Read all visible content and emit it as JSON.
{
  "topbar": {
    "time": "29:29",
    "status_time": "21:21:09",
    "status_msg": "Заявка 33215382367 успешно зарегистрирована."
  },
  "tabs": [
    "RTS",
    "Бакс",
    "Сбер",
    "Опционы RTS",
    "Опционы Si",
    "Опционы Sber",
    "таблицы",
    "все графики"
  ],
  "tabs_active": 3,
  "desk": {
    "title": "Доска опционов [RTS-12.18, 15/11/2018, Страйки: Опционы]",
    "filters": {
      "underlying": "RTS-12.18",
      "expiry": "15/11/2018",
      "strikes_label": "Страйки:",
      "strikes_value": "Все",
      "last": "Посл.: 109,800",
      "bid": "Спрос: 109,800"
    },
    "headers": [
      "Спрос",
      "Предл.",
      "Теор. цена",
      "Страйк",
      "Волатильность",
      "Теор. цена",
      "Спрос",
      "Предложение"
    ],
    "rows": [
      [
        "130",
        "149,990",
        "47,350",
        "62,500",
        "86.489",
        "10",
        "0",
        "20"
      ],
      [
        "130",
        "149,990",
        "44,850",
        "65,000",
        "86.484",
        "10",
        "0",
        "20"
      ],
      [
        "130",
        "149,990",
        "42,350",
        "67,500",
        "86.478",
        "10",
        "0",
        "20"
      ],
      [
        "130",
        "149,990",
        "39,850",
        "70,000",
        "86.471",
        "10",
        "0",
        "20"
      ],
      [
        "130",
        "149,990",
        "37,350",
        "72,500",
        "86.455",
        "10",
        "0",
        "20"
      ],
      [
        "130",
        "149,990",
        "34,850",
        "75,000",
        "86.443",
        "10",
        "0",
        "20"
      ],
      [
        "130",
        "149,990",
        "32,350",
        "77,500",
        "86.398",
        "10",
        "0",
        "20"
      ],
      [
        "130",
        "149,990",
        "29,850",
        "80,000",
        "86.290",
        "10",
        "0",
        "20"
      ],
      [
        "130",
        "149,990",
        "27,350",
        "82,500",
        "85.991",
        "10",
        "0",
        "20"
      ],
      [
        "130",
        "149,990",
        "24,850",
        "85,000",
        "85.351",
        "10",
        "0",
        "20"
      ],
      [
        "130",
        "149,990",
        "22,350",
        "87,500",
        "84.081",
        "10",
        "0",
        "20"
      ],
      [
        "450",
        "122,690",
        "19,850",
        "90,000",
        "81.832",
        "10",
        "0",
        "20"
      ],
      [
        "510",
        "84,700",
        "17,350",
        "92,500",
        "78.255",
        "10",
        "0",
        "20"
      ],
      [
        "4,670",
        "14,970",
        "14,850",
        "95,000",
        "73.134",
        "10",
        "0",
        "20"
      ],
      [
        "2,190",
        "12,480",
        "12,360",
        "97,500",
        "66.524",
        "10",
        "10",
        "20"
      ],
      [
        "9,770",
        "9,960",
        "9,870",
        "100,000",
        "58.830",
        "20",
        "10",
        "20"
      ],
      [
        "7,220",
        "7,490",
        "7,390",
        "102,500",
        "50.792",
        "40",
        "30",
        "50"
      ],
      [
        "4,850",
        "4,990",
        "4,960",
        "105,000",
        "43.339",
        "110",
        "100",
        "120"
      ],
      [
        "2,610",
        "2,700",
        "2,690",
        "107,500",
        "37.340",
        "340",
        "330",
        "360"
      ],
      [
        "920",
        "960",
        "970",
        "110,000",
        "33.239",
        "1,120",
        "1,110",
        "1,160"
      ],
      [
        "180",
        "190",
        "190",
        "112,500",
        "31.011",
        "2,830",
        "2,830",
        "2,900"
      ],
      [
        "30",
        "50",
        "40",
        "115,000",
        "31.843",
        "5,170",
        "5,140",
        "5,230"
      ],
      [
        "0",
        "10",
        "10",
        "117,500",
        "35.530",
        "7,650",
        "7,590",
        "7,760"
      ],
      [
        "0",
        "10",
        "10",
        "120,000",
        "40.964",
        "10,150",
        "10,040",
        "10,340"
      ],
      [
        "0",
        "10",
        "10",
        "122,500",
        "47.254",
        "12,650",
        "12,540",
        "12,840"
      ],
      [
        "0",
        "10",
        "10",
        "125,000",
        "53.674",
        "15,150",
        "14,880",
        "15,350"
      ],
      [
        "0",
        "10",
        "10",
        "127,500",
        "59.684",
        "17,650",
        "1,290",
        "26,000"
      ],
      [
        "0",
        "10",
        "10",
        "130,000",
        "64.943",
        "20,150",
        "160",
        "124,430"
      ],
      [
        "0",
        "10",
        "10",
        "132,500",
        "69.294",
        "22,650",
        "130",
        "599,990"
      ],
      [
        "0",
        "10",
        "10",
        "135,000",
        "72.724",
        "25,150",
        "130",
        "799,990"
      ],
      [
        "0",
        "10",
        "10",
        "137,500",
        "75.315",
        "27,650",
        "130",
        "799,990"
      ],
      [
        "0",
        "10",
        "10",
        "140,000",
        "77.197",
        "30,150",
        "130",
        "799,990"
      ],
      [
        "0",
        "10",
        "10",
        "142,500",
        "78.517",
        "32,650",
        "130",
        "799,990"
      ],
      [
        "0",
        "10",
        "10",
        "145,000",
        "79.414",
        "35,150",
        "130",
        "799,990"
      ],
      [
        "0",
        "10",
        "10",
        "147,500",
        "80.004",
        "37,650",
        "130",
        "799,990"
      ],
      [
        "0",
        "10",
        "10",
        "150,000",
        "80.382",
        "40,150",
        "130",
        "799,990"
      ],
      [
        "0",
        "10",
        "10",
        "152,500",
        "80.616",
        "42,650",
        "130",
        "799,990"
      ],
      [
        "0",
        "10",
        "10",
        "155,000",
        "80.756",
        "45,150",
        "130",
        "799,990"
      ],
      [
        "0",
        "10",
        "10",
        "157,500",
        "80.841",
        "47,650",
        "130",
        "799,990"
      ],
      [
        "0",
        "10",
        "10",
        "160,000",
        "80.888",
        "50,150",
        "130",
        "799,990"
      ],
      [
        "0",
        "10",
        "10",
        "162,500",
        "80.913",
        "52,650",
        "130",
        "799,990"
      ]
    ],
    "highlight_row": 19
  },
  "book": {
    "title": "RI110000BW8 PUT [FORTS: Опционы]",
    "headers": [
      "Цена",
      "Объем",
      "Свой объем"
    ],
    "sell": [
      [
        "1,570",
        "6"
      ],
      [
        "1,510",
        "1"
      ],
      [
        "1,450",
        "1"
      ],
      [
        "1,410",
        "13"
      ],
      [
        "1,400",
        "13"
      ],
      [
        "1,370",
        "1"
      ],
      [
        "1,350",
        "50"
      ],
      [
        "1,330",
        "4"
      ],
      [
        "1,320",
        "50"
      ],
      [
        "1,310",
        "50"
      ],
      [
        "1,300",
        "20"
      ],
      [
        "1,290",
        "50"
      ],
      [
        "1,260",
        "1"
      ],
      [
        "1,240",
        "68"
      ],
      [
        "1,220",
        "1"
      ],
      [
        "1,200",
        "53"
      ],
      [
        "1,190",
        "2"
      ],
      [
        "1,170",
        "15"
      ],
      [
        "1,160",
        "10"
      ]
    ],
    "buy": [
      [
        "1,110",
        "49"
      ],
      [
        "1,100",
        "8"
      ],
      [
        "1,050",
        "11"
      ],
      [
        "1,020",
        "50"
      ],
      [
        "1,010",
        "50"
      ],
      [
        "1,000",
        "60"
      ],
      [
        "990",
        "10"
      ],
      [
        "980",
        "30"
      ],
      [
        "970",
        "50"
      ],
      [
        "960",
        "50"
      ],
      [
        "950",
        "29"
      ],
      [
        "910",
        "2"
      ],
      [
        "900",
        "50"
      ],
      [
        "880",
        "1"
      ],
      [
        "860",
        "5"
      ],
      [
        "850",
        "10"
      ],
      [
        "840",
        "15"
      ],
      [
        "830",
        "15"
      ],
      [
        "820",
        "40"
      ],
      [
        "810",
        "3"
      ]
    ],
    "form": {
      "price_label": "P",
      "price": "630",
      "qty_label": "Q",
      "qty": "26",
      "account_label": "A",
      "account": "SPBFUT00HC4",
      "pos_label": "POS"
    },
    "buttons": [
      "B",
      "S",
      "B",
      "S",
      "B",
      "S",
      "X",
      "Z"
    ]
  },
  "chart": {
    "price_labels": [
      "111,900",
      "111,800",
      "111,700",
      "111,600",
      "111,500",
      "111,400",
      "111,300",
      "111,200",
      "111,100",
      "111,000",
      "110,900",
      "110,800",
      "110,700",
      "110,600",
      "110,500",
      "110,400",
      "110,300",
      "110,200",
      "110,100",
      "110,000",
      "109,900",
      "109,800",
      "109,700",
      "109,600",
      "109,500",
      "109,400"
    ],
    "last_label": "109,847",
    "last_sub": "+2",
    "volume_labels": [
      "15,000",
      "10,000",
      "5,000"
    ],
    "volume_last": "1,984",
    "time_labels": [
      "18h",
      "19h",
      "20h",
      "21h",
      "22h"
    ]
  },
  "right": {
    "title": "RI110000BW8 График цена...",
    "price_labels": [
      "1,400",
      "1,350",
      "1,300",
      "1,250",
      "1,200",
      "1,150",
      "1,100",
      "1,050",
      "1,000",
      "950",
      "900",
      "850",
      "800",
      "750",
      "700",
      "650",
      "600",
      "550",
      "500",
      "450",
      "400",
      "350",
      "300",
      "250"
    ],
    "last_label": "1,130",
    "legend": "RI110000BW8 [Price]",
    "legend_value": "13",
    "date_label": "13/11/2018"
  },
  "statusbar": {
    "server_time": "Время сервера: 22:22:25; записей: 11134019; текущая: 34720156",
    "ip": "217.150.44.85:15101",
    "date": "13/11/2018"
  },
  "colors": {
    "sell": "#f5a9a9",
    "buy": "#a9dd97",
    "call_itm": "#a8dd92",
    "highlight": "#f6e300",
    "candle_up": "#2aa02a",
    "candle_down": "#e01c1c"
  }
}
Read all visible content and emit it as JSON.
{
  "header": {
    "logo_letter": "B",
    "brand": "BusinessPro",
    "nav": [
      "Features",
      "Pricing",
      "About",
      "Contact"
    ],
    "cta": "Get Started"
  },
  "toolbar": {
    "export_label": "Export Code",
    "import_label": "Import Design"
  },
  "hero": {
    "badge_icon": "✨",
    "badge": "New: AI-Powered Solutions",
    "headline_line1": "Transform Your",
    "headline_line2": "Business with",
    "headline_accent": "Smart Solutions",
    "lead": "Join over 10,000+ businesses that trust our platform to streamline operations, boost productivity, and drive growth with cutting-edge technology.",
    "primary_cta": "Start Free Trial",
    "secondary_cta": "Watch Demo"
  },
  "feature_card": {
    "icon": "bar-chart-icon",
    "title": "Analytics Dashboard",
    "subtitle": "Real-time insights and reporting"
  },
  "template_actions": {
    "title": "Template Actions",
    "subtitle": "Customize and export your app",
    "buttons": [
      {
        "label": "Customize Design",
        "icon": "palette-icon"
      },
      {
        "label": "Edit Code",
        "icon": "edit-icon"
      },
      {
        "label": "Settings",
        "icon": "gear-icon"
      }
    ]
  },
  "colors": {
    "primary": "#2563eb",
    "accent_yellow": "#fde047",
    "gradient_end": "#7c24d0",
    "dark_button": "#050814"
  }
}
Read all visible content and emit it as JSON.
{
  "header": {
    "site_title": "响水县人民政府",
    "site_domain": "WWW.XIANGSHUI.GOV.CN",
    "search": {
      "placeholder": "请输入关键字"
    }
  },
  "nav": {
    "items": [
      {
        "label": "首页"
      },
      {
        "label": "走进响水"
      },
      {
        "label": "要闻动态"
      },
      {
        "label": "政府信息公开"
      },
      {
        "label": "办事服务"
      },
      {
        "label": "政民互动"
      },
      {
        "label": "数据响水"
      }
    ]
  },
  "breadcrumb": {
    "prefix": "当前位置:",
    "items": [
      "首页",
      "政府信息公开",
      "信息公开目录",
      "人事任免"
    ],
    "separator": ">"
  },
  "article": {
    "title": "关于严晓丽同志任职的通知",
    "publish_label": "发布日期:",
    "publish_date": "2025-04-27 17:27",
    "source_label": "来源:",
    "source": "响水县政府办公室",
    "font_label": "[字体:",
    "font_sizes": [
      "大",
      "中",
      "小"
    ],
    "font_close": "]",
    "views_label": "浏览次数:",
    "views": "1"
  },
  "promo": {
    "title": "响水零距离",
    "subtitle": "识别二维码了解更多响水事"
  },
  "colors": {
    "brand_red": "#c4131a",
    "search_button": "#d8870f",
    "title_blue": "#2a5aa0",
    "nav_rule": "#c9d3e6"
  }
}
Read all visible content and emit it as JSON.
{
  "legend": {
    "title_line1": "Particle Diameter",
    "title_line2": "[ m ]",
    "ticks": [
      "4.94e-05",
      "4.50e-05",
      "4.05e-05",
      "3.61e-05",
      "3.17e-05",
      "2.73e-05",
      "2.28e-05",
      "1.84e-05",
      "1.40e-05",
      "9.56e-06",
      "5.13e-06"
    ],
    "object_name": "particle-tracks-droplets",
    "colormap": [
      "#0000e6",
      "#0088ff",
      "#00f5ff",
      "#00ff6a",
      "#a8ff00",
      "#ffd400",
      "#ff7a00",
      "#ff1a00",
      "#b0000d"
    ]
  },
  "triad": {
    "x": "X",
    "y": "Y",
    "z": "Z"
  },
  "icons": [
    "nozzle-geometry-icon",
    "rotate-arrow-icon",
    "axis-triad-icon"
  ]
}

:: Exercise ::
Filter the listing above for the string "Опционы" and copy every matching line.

:: Response box ::
    "Опционы RTS",
    "Опционы Si",
    "Опционы Sber",
    "title": "Доска опционов [RTS-12.18, 15/11/2018, Страйки: Опционы]",
    "title": "RI110000BW8 PUT [FORTS: Опционы]",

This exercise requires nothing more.